When you shop for homeowners insurance, you’ll want to be sure your policy has the essentials, including coverage to protect your home. But what about your personal belongings? Insurance companies offer two types of personal property coverage: replacement cost value (RCV) and actual cash value (ACV).
What are the types of personal property coverage?
Personal property coverage provides funds to repair and possibly replace the contents of your home (subject to any specific limits)—such as furniture, clothing, sporting goods, or electronics—when you experience a covered event.
Replacement cost is the amount it would cost to replace an asset at the present time, according to its current worth. If, for example, your 5-year-old laptop is stolen, replacement cost will reimburse you for buying a new laptop. Meanwhile, actual cost value is the amount equal to the amount necessary to replace the property, minus the depreciation of damaged or stolen property, at the time of the loss. For example, an insured couch you own might cost $1,000 brand-new today, but if it’s been owned for five years, it has depreciated by $400 and the actual cash value is $600.
How does replacement cost work?
If your policy indicates that you’ve purchased the replacement cost option, you may be eligible for reimbursement once you have replaced the item.
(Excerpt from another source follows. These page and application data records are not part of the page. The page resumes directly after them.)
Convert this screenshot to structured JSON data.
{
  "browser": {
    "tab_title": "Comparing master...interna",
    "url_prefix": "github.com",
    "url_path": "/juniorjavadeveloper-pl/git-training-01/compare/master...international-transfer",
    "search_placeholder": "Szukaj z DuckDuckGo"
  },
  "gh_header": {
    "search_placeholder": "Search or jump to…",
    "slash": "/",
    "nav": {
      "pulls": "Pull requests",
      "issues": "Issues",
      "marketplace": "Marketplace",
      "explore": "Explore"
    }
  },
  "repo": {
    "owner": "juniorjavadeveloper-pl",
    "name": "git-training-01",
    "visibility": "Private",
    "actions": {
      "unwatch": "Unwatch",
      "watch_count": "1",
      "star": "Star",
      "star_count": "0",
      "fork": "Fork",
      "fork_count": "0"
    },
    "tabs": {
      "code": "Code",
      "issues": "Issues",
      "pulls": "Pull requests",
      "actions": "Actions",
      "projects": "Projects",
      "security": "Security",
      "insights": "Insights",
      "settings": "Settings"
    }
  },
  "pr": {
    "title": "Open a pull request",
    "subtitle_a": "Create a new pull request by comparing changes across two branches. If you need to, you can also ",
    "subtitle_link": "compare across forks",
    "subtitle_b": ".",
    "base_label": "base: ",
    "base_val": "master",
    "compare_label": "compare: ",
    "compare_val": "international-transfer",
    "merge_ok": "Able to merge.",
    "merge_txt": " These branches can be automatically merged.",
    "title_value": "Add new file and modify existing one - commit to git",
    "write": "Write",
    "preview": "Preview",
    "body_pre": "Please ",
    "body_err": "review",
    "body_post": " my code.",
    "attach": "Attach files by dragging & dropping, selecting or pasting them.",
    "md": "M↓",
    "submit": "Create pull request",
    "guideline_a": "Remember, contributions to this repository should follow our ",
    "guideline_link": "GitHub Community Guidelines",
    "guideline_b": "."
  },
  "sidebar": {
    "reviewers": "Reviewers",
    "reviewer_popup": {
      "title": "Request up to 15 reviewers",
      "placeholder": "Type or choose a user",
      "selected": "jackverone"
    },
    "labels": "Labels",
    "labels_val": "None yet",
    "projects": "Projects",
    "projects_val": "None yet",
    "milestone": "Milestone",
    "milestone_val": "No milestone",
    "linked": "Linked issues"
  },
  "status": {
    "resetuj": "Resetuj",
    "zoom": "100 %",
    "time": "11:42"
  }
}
Your insurance claims representative can confirm whether you have this additional option, and can provide a more detailed explanation of the coverage and process.
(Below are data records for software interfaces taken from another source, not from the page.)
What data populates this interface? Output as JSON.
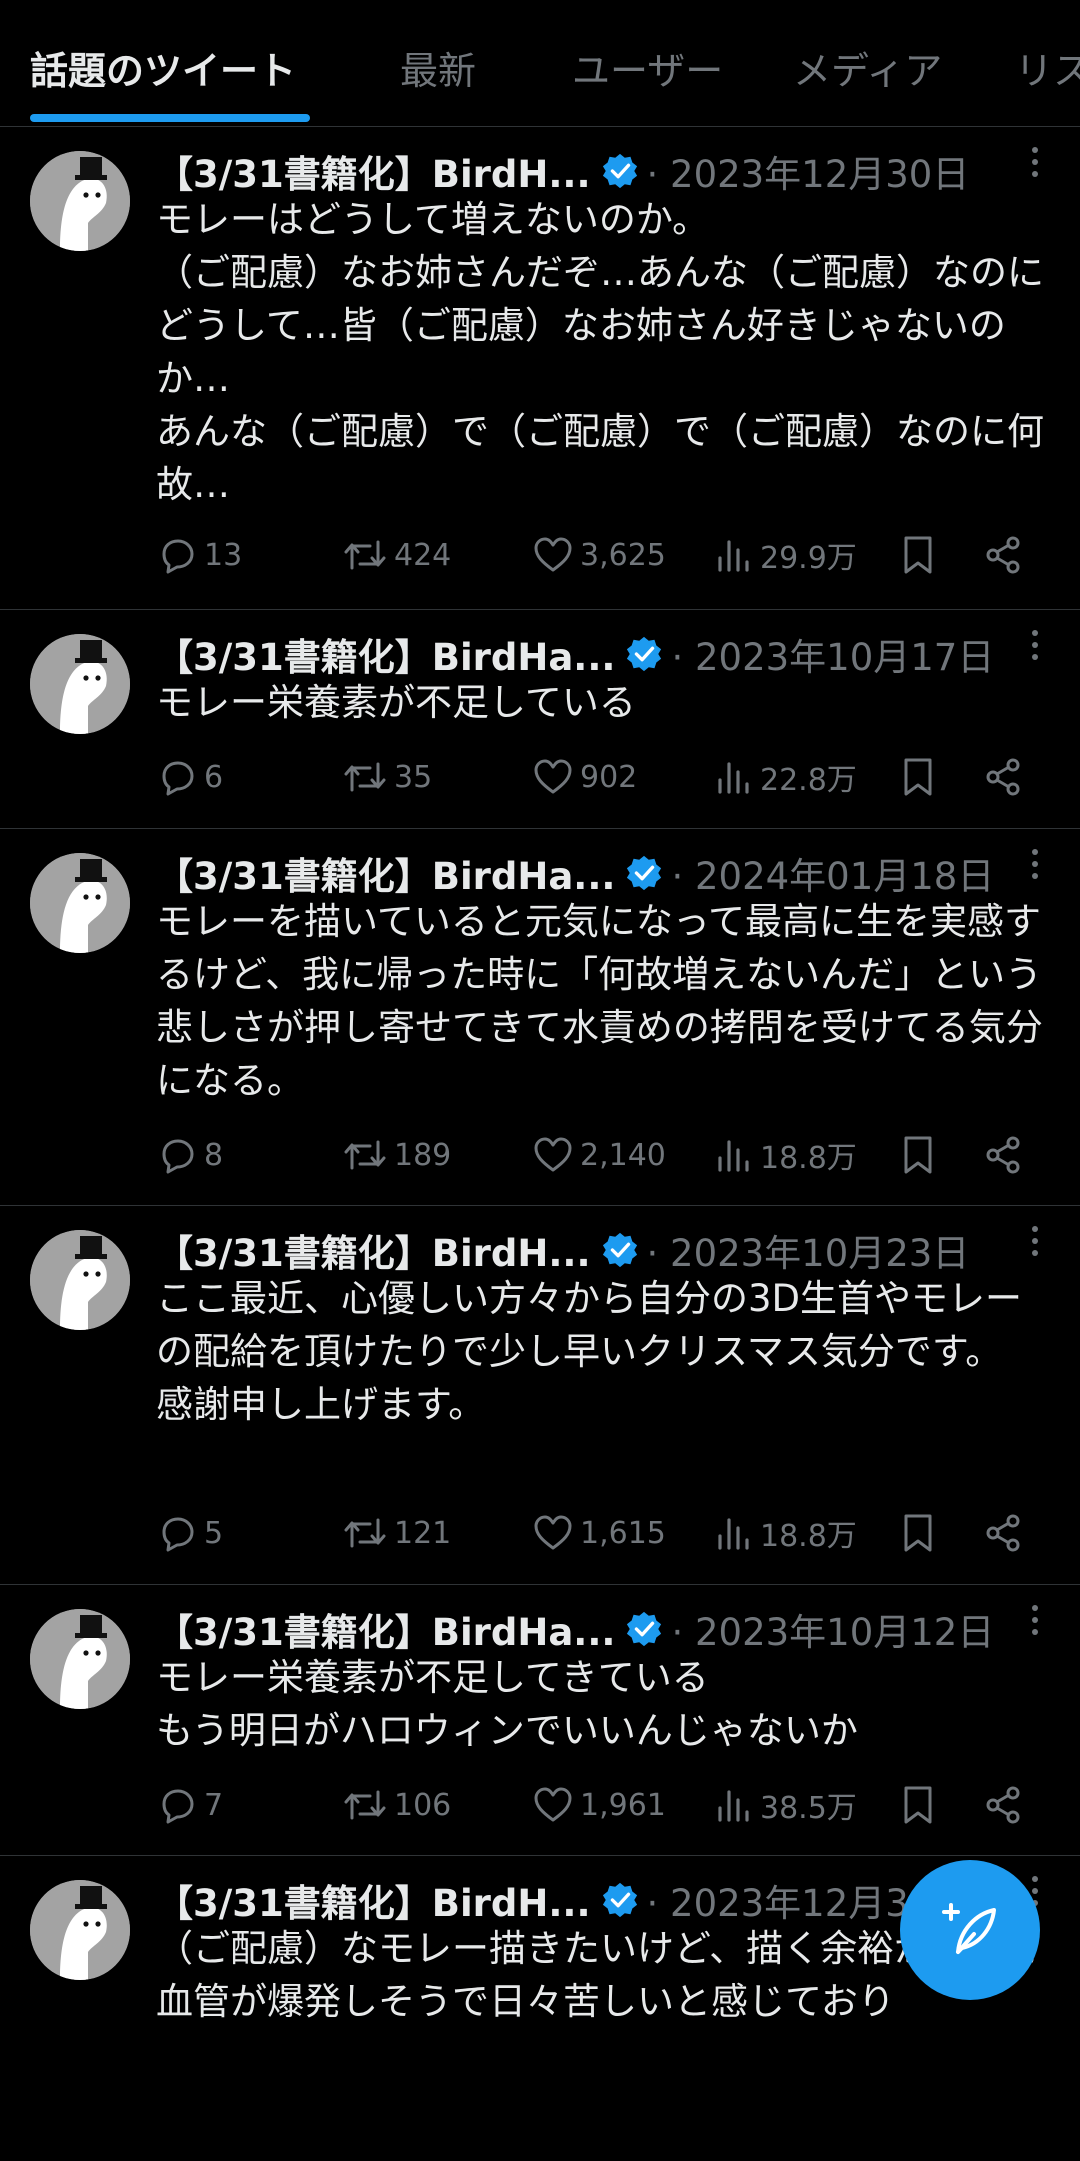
{
  "tabs": [
    {
      "label": "話題のツイート",
      "active": true
    },
    {
      "label": "最新",
      "active": false
    },
    {
      "label": "ユーザー",
      "active": false
    },
    {
      "label": "メディア",
      "active": false
    },
    {
      "label": "リス",
      "active": false
    }
  ],
  "tweets": [
    {
      "name": "【3/31書籍化】BirdH...",
      "date": "· 2023年12月30日",
      "text": "モレーはどうして増えないのか。\n（ご配慮）なお姉さんだぞ…あんな（ご配慮）なのにどうして…皆（ご配慮）なお姉さん好きじゃないのか…\nあんな（ご配慮）で（ご配慮）で（ご配慮）なのに何故…",
      "replies": "13",
      "retweets": "424",
      "likes": "3,625",
      "views": "29.9万"
    },
    {
      "name": "【3/31書籍化】BirdHa...",
      "date": "· 2023年10月17日",
      "text": "モレー栄養素が不足している",
      "replies": "6",
      "retweets": "35",
      "likes": "902",
      "views": "22.8万"
    },
    {
      "name": "【3/31書籍化】BirdHa...",
      "date": "· 2024年01月18日",
      "text": "モレーを描いていると元気になって最高に生を実感するけど、我に帰った時に「何故増えないんだ」という悲しさが押し寄せてきて水責めの拷問を受けてる気分になる。",
      "replies": "8",
      "retweets": "189",
      "likes": "2,140",
      "views": "18.8万"
    },
    {
      "name": "【3/31書籍化】BirdH...",
      "date": "· 2023年10月23日",
      "text": "ここ最近、心優しい方々から自分の3D生首やモレーの配給を頂けたりで少し早いクリスマス気分です。\n感謝申し上げます。",
      "replies": "5",
      "retweets": "121",
      "likes": "1,615",
      "views": "18.8万"
    },
    {
      "name": "【3/31書籍化】BirdHa...",
      "date": "· 2023年10月12日",
      "text": "モレー栄養素が不足してきている\nもう明日がハロウィンでいいんじゃないか",
      "replies": "7",
      "retweets": "106",
      "likes": "1,961",
      "views": "38.5万"
    },
    {
      "name": "【3/31書籍化】BirdH...",
      "date": "· 2023年12月30",
      "text": "（ご配慮）なモレー描きたいけど、描く余裕がなくて血管が爆発しそうで日々苦しいと感じており",
      "replies": "",
      "retweets": "",
      "likes": "",
      "views": ""
    }
  ],
  "colors": {
    "accent": "#1d9bf0",
    "muted": "#71767b",
    "text": "#e7e9ea",
    "divider": "#2f3336"
  },
  "icons": [
    "reply-icon",
    "retweet-icon",
    "like-icon",
    "views-icon",
    "bookmark-icon",
    "share-icon",
    "verified-badge-icon",
    "more-options-icon",
    "compose-tweet-icon"
  ]
}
Insurance companies may recommend you keep a home inventory checklist to make filing claims easier following a loss event.
What if I need to rebuild or repair my damaged home after a covered event?
Your home is protected by dwelling coverage, also called Coverage A. The Coverage A limit is based on a rough estimate of the cost to rebuild your home. Extended replacement may offer an additional 50 percent above the Coverage A limit of your homeowners insurance policy, and this coverage may help when the estimate to rebuild falls short. (The Coverage A limit is based on normal rebuilding conditions; construction prices typically surge following large catastrophes.) Your insurance claims representative can confirm whether you have this coverage, and can provide a more detailed explanation of the coverage and process.